And of all the people who new Frank Currey, how many of them knew him by his other identity?  We ask that because Frank was also officially known as Francis S. Currey, recipient of the Medal of Honor, Battle of the Bulge, Belgium, Second World War.  Francis S. Currey was an orphan raised on a farm in Upstate New York.  He joined the Army at 17 at the height of the war.  He arrives in France on Omaha Beach weeks after D-Day as a replacement soldier.
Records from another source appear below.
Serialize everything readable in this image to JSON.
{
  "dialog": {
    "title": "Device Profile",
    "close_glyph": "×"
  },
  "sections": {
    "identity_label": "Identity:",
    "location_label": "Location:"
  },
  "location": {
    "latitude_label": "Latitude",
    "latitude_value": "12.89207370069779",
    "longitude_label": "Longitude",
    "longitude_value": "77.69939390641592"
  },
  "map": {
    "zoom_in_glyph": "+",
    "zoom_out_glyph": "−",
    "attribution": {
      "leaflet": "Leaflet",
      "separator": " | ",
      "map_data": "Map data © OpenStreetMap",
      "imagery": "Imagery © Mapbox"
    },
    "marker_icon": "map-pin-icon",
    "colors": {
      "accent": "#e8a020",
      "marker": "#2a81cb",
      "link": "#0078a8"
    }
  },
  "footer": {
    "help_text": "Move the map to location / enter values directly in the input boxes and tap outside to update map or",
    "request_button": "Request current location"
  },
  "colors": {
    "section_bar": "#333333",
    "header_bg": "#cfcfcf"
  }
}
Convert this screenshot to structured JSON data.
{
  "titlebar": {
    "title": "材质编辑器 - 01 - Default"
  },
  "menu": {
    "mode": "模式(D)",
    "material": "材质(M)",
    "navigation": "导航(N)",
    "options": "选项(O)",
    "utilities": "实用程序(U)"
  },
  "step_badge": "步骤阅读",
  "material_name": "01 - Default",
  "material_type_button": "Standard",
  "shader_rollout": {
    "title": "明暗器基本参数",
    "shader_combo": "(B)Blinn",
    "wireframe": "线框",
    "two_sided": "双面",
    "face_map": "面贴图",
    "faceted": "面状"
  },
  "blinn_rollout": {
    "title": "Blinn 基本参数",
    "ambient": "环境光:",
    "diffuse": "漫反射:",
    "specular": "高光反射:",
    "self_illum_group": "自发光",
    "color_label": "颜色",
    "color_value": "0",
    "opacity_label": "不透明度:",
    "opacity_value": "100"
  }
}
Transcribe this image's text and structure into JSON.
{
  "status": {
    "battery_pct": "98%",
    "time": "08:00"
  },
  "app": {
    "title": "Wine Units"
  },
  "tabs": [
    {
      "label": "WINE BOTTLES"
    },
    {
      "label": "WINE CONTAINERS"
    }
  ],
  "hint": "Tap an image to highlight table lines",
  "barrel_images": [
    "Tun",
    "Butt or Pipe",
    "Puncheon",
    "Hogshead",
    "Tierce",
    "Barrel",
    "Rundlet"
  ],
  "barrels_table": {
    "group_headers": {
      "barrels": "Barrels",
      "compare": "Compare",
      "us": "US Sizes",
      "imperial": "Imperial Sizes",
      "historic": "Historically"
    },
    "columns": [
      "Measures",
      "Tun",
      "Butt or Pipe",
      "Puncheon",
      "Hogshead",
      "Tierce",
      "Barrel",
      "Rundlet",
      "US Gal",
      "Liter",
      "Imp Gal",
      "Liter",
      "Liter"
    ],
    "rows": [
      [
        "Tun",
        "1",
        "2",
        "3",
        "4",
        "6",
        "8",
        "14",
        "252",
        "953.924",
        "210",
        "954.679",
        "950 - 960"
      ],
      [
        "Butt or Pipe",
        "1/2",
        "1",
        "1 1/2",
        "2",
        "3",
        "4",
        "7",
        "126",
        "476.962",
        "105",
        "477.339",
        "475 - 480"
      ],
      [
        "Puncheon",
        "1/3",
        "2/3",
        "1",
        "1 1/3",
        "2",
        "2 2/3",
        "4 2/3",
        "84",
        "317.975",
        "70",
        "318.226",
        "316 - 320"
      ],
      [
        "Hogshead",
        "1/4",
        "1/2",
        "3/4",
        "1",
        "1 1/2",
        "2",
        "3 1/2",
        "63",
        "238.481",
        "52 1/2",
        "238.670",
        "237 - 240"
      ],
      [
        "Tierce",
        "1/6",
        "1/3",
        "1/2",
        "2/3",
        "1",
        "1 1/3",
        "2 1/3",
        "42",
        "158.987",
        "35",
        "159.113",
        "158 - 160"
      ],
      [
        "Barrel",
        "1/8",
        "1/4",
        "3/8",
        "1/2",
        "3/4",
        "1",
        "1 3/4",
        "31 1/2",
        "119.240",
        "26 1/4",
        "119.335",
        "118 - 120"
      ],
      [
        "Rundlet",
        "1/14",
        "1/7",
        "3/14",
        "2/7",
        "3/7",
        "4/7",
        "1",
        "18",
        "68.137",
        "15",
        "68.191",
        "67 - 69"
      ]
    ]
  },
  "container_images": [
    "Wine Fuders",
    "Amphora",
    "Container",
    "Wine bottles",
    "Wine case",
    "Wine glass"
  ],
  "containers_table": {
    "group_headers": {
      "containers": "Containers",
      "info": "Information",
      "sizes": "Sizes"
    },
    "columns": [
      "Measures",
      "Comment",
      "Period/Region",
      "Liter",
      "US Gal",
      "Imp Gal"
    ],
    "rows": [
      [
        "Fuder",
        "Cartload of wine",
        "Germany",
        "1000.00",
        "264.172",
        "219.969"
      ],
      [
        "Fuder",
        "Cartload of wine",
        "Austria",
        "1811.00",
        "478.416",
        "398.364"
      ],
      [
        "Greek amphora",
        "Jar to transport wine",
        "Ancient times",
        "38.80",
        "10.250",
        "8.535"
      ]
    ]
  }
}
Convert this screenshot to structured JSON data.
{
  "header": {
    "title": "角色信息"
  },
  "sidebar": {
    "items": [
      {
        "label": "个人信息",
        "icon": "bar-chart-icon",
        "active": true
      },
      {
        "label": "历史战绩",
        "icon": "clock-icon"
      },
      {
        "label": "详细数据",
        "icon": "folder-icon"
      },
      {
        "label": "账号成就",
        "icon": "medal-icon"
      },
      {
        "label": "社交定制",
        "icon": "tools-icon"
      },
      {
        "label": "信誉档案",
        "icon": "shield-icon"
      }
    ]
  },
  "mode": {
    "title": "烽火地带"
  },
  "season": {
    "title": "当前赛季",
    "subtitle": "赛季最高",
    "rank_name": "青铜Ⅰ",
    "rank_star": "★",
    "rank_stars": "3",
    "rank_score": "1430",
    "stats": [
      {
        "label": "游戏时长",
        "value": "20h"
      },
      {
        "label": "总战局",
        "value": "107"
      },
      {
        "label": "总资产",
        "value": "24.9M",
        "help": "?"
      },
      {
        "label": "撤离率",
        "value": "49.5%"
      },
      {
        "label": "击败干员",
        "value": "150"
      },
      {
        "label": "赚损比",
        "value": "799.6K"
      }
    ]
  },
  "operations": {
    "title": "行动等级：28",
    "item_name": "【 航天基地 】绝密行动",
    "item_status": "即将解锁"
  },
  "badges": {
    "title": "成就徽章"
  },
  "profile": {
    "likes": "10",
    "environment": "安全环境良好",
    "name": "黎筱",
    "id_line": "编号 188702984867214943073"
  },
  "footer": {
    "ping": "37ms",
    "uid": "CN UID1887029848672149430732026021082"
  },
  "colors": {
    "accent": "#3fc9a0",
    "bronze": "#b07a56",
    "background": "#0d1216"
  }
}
Four nights before Christmas, 1944, in the cold, with frost bite having been issued no winter gear, young private first class Currey was a rifle man, guarding a bridge crossing when the Germans chose to advance.  Frank took it upon himself to turn them away.  He repeatedly stood up and opened himself up to hostile, incoming enemy fire, killing several German troops himself.  But the Germans, they also had tanks.  And so using a combination of bazookas and anti-tank grenades, Frank crippled four of those before rescuing five Americans who had been pinned down by fire.

So if you don`t count his silver star and his three purple hearts, Frank was then awarded the Medal of Honor seven months later in the field in France.  So those of you who knew an old man name Frank Currey, tall, hard of hearing, rather stooped, curly, white hair, he was that Francis S. Currey who, on one day in 1944, was the very best of us Americans.  Frank`s death was confirmed to us just tonight by Drew Dix, he`s head of the Medal of Honor society, happens to be a Medal of Honor recipient himself from the Vietnam War.  Our friend, Frank Currey`s death leaves 70 living Medal of Honor recipients and of that number, only two men remain from the Second World War.

With that, that is our broadcast for tonight.  Thank you so much for being here with us.  Good night from our NBC News headquarters here in New York.

  THIS IS A RUSH TRANSCRIPT. THIS COPY MAY NOT BE IN ITS FINAL FORM AND MAY BE UPDATED.                                                                                                     END